| WORK TASK |
Determine how many lines in this listing contain the word "group" and report that number by itself.

□ □ □

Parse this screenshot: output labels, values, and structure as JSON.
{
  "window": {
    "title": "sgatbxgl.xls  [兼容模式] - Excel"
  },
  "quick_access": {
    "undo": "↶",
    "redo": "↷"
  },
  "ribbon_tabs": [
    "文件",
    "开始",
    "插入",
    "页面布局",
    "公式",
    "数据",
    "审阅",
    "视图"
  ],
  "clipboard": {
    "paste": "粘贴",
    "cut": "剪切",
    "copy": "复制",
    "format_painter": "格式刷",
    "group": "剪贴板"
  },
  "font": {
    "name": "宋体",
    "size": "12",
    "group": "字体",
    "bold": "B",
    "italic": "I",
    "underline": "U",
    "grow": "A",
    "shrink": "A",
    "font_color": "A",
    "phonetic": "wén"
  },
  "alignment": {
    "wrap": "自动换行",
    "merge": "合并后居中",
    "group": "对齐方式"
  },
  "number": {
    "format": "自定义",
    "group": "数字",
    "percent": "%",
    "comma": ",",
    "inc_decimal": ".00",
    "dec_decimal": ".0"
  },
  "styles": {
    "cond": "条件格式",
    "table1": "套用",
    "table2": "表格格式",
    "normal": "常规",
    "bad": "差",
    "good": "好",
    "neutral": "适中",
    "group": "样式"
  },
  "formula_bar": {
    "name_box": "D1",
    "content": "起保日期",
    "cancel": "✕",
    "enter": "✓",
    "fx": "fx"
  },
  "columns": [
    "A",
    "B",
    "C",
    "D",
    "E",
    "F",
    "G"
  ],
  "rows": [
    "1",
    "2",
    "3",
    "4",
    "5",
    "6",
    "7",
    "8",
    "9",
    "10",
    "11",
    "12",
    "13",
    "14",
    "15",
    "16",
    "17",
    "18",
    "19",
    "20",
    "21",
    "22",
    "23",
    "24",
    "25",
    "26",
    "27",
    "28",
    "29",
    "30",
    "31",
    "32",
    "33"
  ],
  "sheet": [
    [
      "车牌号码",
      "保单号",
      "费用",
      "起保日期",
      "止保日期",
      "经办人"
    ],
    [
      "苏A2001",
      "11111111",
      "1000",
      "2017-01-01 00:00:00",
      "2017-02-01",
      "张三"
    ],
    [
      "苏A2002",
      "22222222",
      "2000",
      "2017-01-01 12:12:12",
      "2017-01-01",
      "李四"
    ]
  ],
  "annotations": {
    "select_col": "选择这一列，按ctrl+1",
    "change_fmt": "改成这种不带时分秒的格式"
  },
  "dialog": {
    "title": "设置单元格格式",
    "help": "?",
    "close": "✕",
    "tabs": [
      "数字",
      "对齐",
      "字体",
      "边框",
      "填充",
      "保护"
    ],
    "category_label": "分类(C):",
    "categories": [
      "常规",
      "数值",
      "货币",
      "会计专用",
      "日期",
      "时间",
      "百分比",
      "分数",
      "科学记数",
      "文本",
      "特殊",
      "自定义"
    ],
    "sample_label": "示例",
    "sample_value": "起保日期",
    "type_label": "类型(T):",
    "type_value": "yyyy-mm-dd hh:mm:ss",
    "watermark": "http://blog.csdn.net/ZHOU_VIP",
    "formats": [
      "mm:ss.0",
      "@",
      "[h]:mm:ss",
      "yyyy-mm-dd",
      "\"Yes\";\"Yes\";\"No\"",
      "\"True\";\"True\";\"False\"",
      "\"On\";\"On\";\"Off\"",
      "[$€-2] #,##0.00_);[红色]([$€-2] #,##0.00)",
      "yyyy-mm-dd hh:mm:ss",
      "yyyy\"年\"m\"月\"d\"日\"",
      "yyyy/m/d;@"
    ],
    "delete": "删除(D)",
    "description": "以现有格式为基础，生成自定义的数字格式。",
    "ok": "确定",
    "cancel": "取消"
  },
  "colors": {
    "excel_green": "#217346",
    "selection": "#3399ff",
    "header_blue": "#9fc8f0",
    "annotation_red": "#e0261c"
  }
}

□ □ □

| RESULT BELOW |
5